◆ Task to carry out ◆
Pull out every line below that contains the word "연말정산".

◆ Data shown ◆
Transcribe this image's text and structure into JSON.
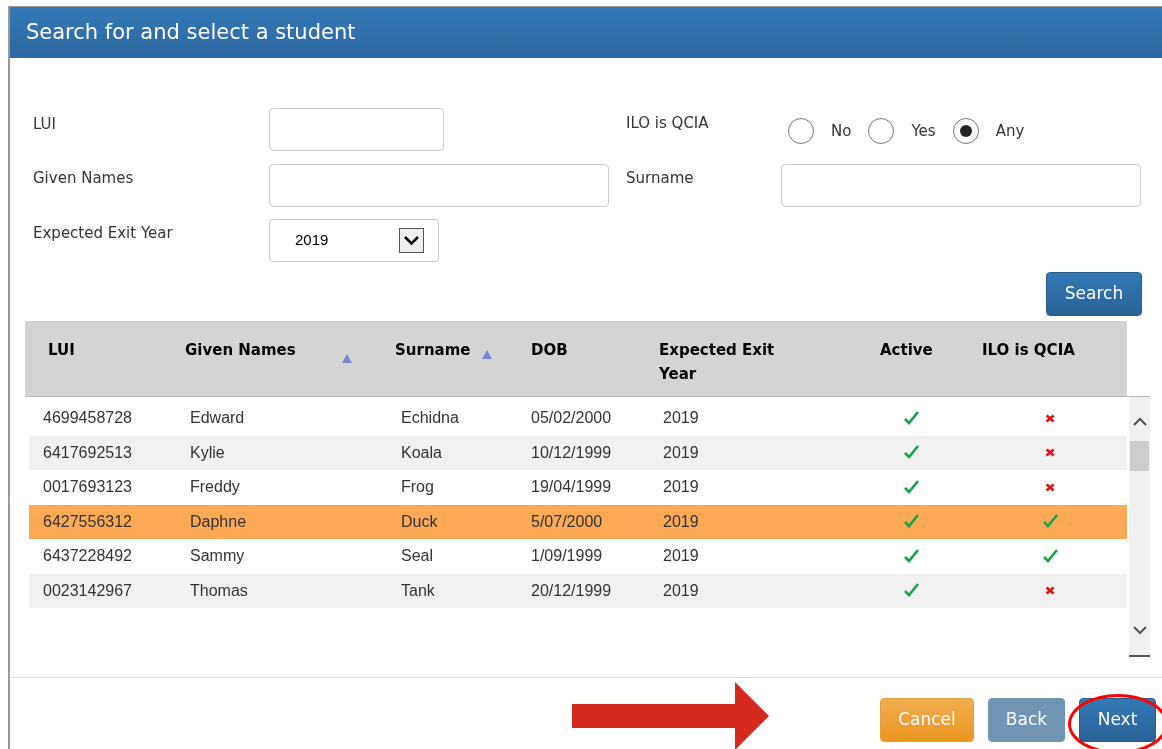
{
  "window": {
    "title": "Search for and select a student"
  },
  "form": {
    "lui": {
      "label": "LUI"
    },
    "given_names": {
      "label": "Given Names"
    },
    "surname": {
      "label": "Surname"
    },
    "exit_year": {
      "label": "Expected Exit Year",
      "value": "2019"
    },
    "ilo": {
      "label": "ILO is QCIA",
      "options": [
        {
          "label": "No",
          "selected": false
        },
        {
          "label": "Yes",
          "selected": false
        },
        {
          "label": "Any",
          "selected": true
        }
      ]
    },
    "search_button": "Search"
  },
  "table": {
    "columns": [
      {
        "label": "LUI",
        "sorted": false
      },
      {
        "label": "Given Names",
        "sorted": true
      },
      {
        "label": "Surname",
        "sorted": true
      },
      {
        "label": "DOB",
        "sorted": false
      },
      {
        "label": "Expected Exit Year",
        "sorted": false
      },
      {
        "label": "Active",
        "sorted": false
      },
      {
        "label": "ILO is QCIA",
        "sorted": false
      }
    ],
    "rows": [
      {
        "lui": "4699458728",
        "given_names": "Edward",
        "surname": "Echidna",
        "dob": "05/02/2000",
        "exit_year": "2019",
        "active": true,
        "ilo_is_qcia": false,
        "selected": false
      },
      {
        "lui": "6417692513",
        "given_names": "Kylie",
        "surname": "Koala",
        "dob": "10/12/1999",
        "exit_year": "2019",
        "active": true,
        "ilo_is_qcia": false,
        "selected": false
      },
      {
        "lui": "0017693123",
        "given_names": "Freddy",
        "surname": "Frog",
        "dob": "19/04/1999",
        "exit_year": "2019",
        "active": true,
        "ilo_is_qcia": false,
        "selected": false
      },
      {
        "lui": "6427556312",
        "given_names": "Daphne",
        "surname": "Duck",
        "dob": "5/07/2000",
        "exit_year": "2019",
        "active": true,
        "ilo_is_qcia": true,
        "selected": true
      },
      {
        "lui": "6437228492",
        "given_names": "Sammy",
        "surname": "Seal",
        "dob": "1/09/1999",
        "exit_year": "2019",
        "active": true,
        "ilo_is_qcia": true,
        "selected": false
      },
      {
        "lui": "0023142967",
        "given_names": "Thomas",
        "surname": "Tank",
        "dob": "20/12/1999",
        "exit_year": "2019",
        "active": true,
        "ilo_is_qcia": false,
        "selected": false
      }
    ]
  },
  "footer": {
    "buttons": [
      {
        "label": "Cancel",
        "kind": "cancel"
      },
      {
        "label": "Back",
        "kind": "back"
      },
      {
        "label": "Next",
        "kind": "next",
        "highlighted": true
      }
    ]
  }
}
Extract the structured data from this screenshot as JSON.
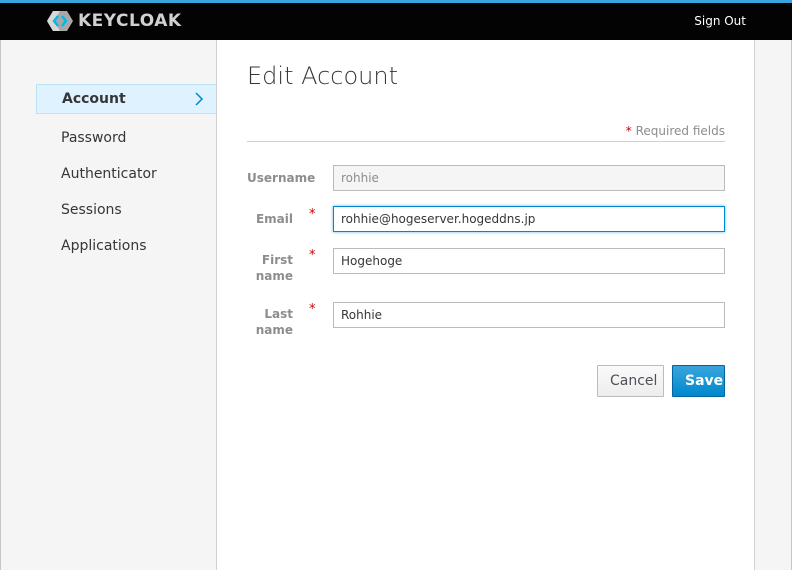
{
  "header": {
    "brand": "KEYCLOAK",
    "signout_label": "Sign Out"
  },
  "sidebar": {
    "items": [
      {
        "label": "Account",
        "active": true
      },
      {
        "label": "Password"
      },
      {
        "label": "Authenticator"
      },
      {
        "label": "Sessions"
      },
      {
        "label": "Applications"
      }
    ]
  },
  "main": {
    "title": "Edit Account",
    "required_star": "*",
    "required_text": "Required fields",
    "fields": {
      "username": {
        "label": "Username",
        "value": "rohhie"
      },
      "email": {
        "label": "Email",
        "value": "rohhie@hogeserver.hogeddns.jp"
      },
      "first_name": {
        "label_line1": "First",
        "label_line2": "name",
        "value": "Hogehoge"
      },
      "last_name": {
        "label_line1": "Last",
        "label_line2": "name",
        "value": "Rohhie"
      }
    },
    "buttons": {
      "cancel": "Cancel",
      "save": "Save"
    }
  },
  "colors": {
    "accent": "#0088ce",
    "topbar": "#030303",
    "required": "#cc0000"
  }
}
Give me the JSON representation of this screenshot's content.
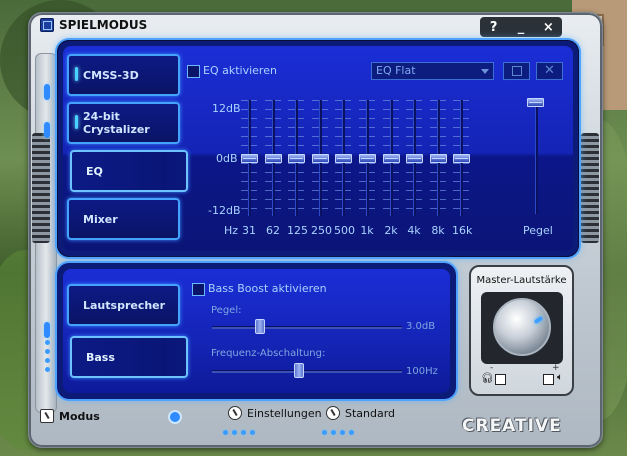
{
  "window": {
    "title": "SPIELMODUS",
    "buttons": {
      "help": "?",
      "minimize": "_",
      "close": "×"
    }
  },
  "nav_upper": [
    {
      "label": "CMSS-3D",
      "active": false
    },
    {
      "label": "24-bit Crystalizer",
      "active": false
    },
    {
      "label": "EQ",
      "active": true
    },
    {
      "label": "Mixer",
      "active": false
    }
  ],
  "eq": {
    "enable_label": "EQ aktivieren",
    "preset_value": "EQ Flat",
    "db_labels": {
      "top": "12dB",
      "mid": "0dB",
      "bottom": "-12dB"
    },
    "hz_label": "Hz",
    "bands": [
      "31",
      "62",
      "125",
      "250",
      "500",
      "1k",
      "2k",
      "4k",
      "8k",
      "16k"
    ],
    "band_gain_db": [
      0,
      0,
      0,
      0,
      0,
      0,
      0,
      0,
      0,
      0
    ],
    "level_label": "Pegel",
    "level_fraction": 1.0
  },
  "nav_lower": [
    {
      "label": "Lautsprecher",
      "active": false
    },
    {
      "label": "Bass",
      "active": true
    }
  ],
  "bass": {
    "boost_label": "Bass Boost aktivieren",
    "level_label": "Pegel:",
    "level_value": "3.0dB",
    "level_fraction": 0.25,
    "crossover_label": "Frequenz-Abschaltung:",
    "crossover_value": "100Hz",
    "crossover_fraction": 0.46
  },
  "master": {
    "title": "Master-Lautstärke",
    "minus": "-",
    "plus": "+"
  },
  "footer": {
    "mode_label": "Modus",
    "settings_label": "Einstellungen",
    "standard_label": "Standard",
    "brand": "CREATIVE"
  },
  "colors": {
    "accent": "#43a3ff",
    "panel": "#1424b5"
  }
}
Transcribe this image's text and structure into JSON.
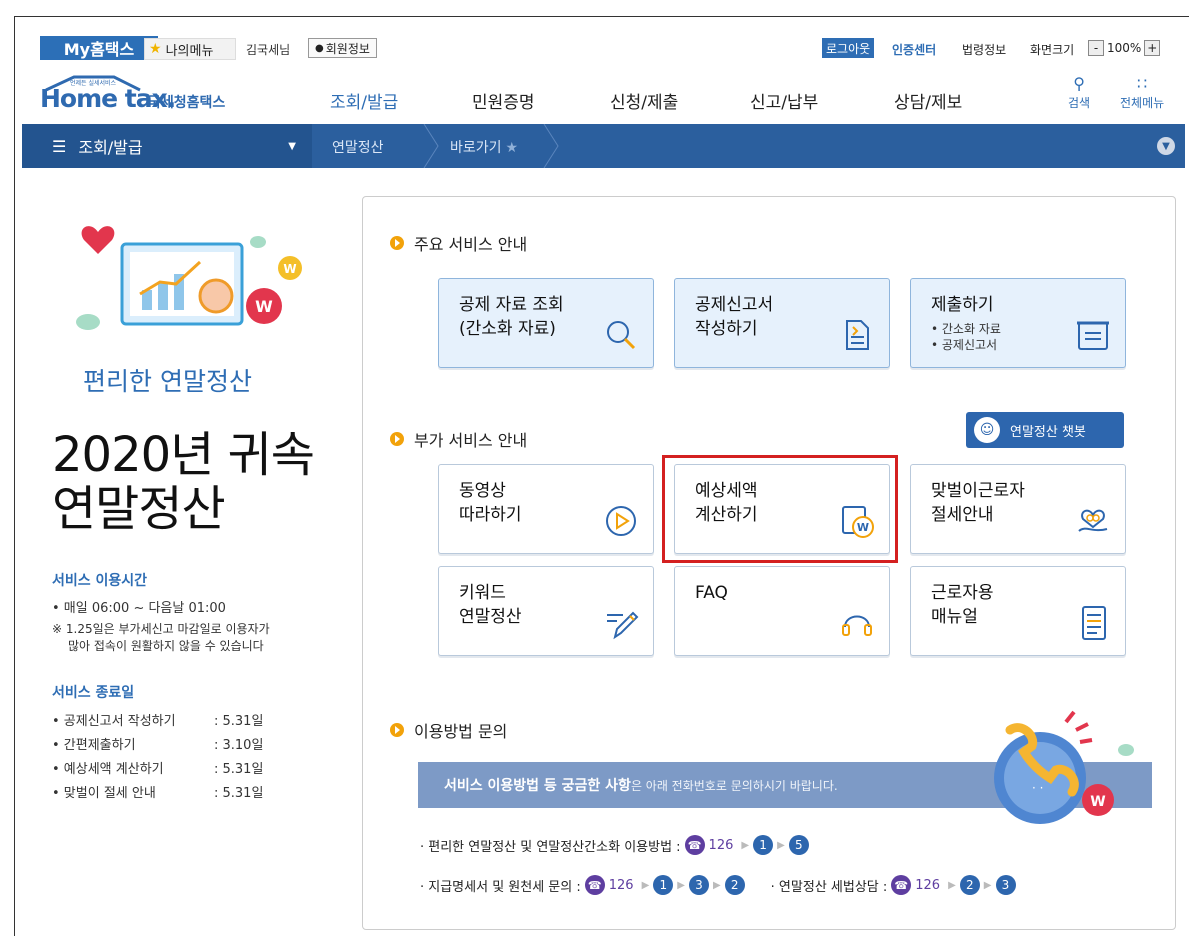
{
  "util": {
    "my_label": "My홈택스",
    "my_menu": "나의메뉴",
    "user": "김국세님",
    "member_info": "회원정보",
    "logout": "로그아웃",
    "cert_center": "인증센터",
    "law_info": "법령정보",
    "screen_size": "화면크기",
    "zoom_minus": "-",
    "zoom_value": "100%",
    "zoom_plus": "+"
  },
  "logo": {
    "en": "Home tax.",
    "kr": "국세청홈택스",
    "small": "언제든 실세서비스"
  },
  "nav": {
    "items": [
      "조회/발급",
      "민원증명",
      "신청/제출",
      "신고/납부",
      "상담/제보"
    ],
    "search": "검색",
    "all_menu": "전체메뉴"
  },
  "crumb": {
    "menu": "조회/발급",
    "current": "연말정산",
    "shortcut": "바로가기"
  },
  "left": {
    "subtitle": "편리한 연말정산",
    "title_line1": "2020년 귀속",
    "title_line2": "연말정산",
    "hours_head": "서비스 이용시간",
    "hours_line": "• 매일 06:00 ~ 다음날 01:00",
    "hours_note1": "※ 1.25일은 부가세신고 마감일로 이용자가",
    "hours_note2": "많아 접속이 원활하지 않을 수 있습니다",
    "end_head": "서비스 종료일",
    "end_items": [
      {
        "label": "• 공제신고서 작성하기",
        "date": ": 5.31일"
      },
      {
        "label": "• 간편제출하기",
        "date": ": 3.10일"
      },
      {
        "label": "• 예상세액 계산하기",
        "date": ": 5.31일"
      },
      {
        "label": "• 맞벌이 절세 안내",
        "date": ": 5.31일"
      }
    ]
  },
  "main": {
    "sec1": "주요 서비스 안내",
    "main_services": [
      {
        "line1": "공제 자료 조회",
        "line2": "(간소화 자료)"
      },
      {
        "line1": "공제신고서",
        "line2": "작성하기"
      },
      {
        "line1": "제출하기",
        "bullet1": "• 간소화 자료",
        "bullet2": "• 공제신고서"
      }
    ],
    "sec2": "부가 서비스 안내",
    "chatbot": "연말정산 챗봇",
    "extra_services": [
      {
        "line1": "동영상",
        "line2": "따라하기"
      },
      {
        "line1": "예상세액",
        "line2": "계산하기"
      },
      {
        "line1": "맞벌이근로자",
        "line2": "절세안내"
      },
      {
        "line1": "키워드",
        "line2": "연말정산"
      },
      {
        "line1": "FAQ",
        "line2": ""
      },
      {
        "line1": "근로자용",
        "line2": "매뉴얼"
      }
    ],
    "sec3": "이용방법 문의",
    "banner_bold": "서비스 이용방법 등 궁금한 사항",
    "banner_rest": "은 아래 전화번호로 문의하시기 바랍니다.",
    "phone1_label": "· 편리한 연말정산 및 연말정산간소화 이용방법 :",
    "phone_number": "126",
    "phone1_steps": [
      "1",
      "5"
    ],
    "phone2_label": "· 지급명세서 및 원천세 문의 :",
    "phone2_steps": [
      "1",
      "3",
      "2"
    ],
    "phone3_label": "· 연말정산 세법상담 :",
    "phone3_steps": [
      "2",
      "3"
    ]
  }
}
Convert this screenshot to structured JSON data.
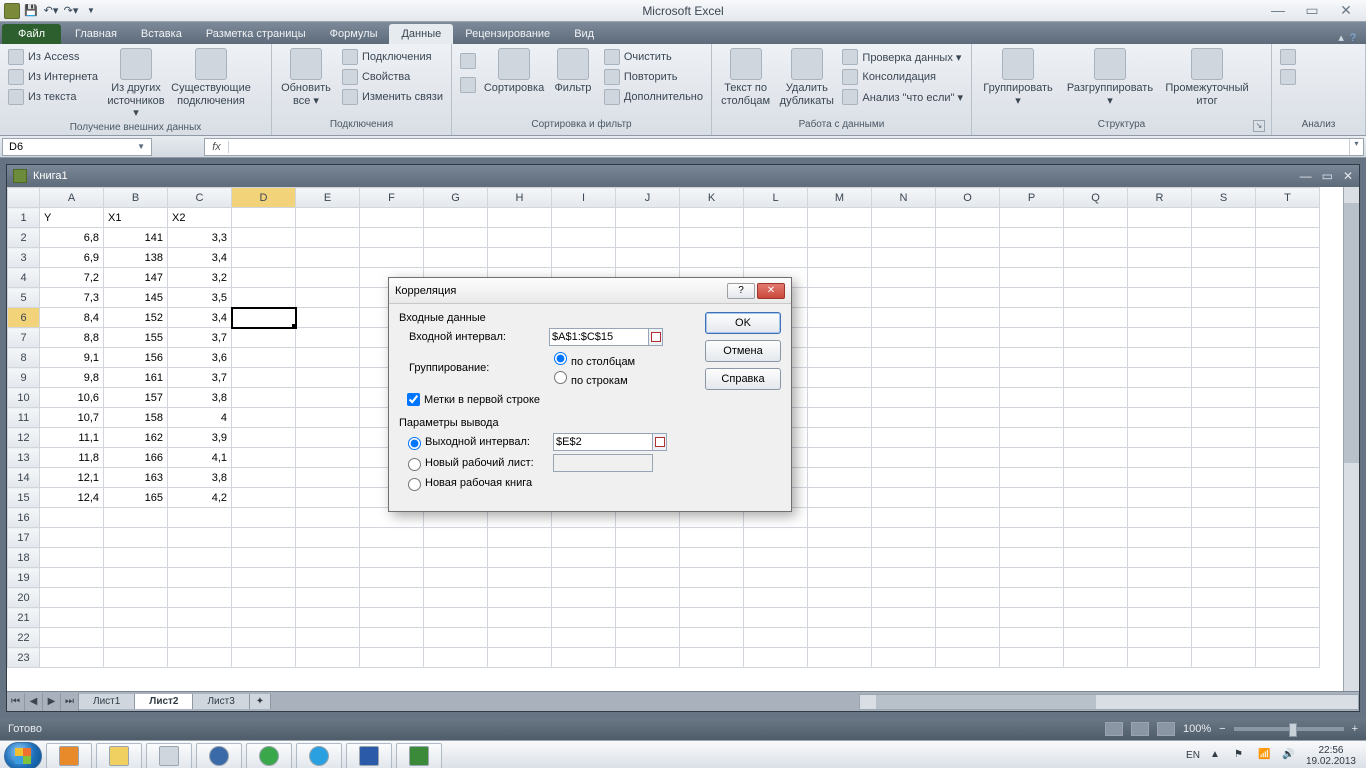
{
  "app_title": "Microsoft Excel",
  "qat": {
    "save": "save",
    "undo": "undo",
    "redo": "redo"
  },
  "tabs": {
    "file": "Файл",
    "items": [
      "Главная",
      "Вставка",
      "Разметка страницы",
      "Формулы",
      "Данные",
      "Рецензирование",
      "Вид"
    ],
    "active_index": 4
  },
  "ribbon": {
    "groups": [
      {
        "name": "Получение внешних данных",
        "items": [
          "Из Access",
          "Из Интернета",
          "Из текста"
        ],
        "big": [
          {
            "l1": "Из других",
            "l2": "источников ▾"
          },
          {
            "l1": "Существующие",
            "l2": "подключения"
          }
        ]
      },
      {
        "name": "Подключения",
        "big": [
          {
            "l1": "Обновить",
            "l2": "все ▾"
          }
        ],
        "items": [
          "Подключения",
          "Свойства",
          "Изменить связи"
        ]
      },
      {
        "name": "Сортировка и фильтр",
        "big": [
          {
            "l1": "А↓",
            "l2": "Я↑"
          },
          {
            "l1": "Сортировка",
            "l2": ""
          },
          {
            "l1": "Фильтр",
            "l2": ""
          }
        ],
        "items": [
          "Очистить",
          "Повторить",
          "Дополнительно"
        ]
      },
      {
        "name": "Работа с данными",
        "big": [
          {
            "l1": "Текст по",
            "l2": "столбцам"
          },
          {
            "l1": "Удалить",
            "l2": "дубликаты"
          }
        ],
        "items": [
          "Проверка данных ▾",
          "Консолидация",
          "Анализ \"что если\" ▾"
        ]
      },
      {
        "name": "Структура",
        "big": [
          {
            "l1": "Группировать",
            "l2": "▾"
          },
          {
            "l1": "Разгруппировать",
            "l2": "▾"
          },
          {
            "l1": "Промежуточный",
            "l2": "итог"
          }
        ],
        "items": []
      },
      {
        "name": "Анализ",
        "big": [],
        "items": []
      }
    ]
  },
  "namebox": "D6",
  "formula": "",
  "workbook": {
    "title": "Книга1",
    "cols": [
      "A",
      "B",
      "C",
      "D",
      "E",
      "F",
      "G",
      "H",
      "I",
      "J",
      "K",
      "L",
      "M",
      "N",
      "O",
      "P",
      "Q",
      "R",
      "S",
      "T"
    ],
    "rows": 23,
    "headers": {
      "A": "Y",
      "B": "X1",
      "C": "X2"
    },
    "data": [
      {
        "A": "6,8",
        "B": "141",
        "C": "3,3"
      },
      {
        "A": "6,9",
        "B": "138",
        "C": "3,4"
      },
      {
        "A": "7,2",
        "B": "147",
        "C": "3,2"
      },
      {
        "A": "7,3",
        "B": "145",
        "C": "3,5"
      },
      {
        "A": "8,4",
        "B": "152",
        "C": "3,4"
      },
      {
        "A": "8,8",
        "B": "155",
        "C": "3,7"
      },
      {
        "A": "9,1",
        "B": "156",
        "C": "3,6"
      },
      {
        "A": "9,8",
        "B": "161",
        "C": "3,7"
      },
      {
        "A": "10,6",
        "B": "157",
        "C": "3,8"
      },
      {
        "A": "10,7",
        "B": "158",
        "C": "4"
      },
      {
        "A": "11,1",
        "B": "162",
        "C": "3,9"
      },
      {
        "A": "11,8",
        "B": "166",
        "C": "4,1"
      },
      {
        "A": "12,1",
        "B": "163",
        "C": "3,8"
      },
      {
        "A": "12,4",
        "B": "165",
        "C": "4,2"
      }
    ],
    "selected": {
      "row": 6,
      "col": "D"
    },
    "sheets": [
      "Лист1",
      "Лист2",
      "Лист3"
    ],
    "active_sheet": 1
  },
  "dialog": {
    "title": "Корреляция",
    "section_input": "Входные данные",
    "lbl_range": "Входной интервал:",
    "val_range": "$A$1:$C$15",
    "lbl_group": "Группирование:",
    "opt_cols": "по столбцам",
    "opt_rows": "по строкам",
    "chk_labels": "Метки в первой строке",
    "chk_labels_checked": true,
    "section_output": "Параметры вывода",
    "opt_out_range": "Выходной интервал:",
    "val_out_range": "$E$2",
    "opt_new_sheet": "Новый рабочий лист:",
    "opt_new_book": "Новая рабочая книга",
    "btn_ok": "OK",
    "btn_cancel": "Отмена",
    "btn_help": "Справка"
  },
  "statusbar": {
    "ready": "Готово",
    "zoom": "100%"
  },
  "taskbar": {
    "lang": "EN",
    "time": "22:56",
    "date": "19.02.2013"
  }
}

◆ Reply ◆
    "current": "연말정산",
    "subtitle": "편리한 연말정산",
    "title_line2": "연말정산",
    "chatbot": "연말정산 챗봇",
        "line2": "연말정산"
    "phone1_label": "· 편리한 연말정산 및 연말정산간소화 이용방법 :",
    "phone3_label": "· 연말정산 세법상담 :",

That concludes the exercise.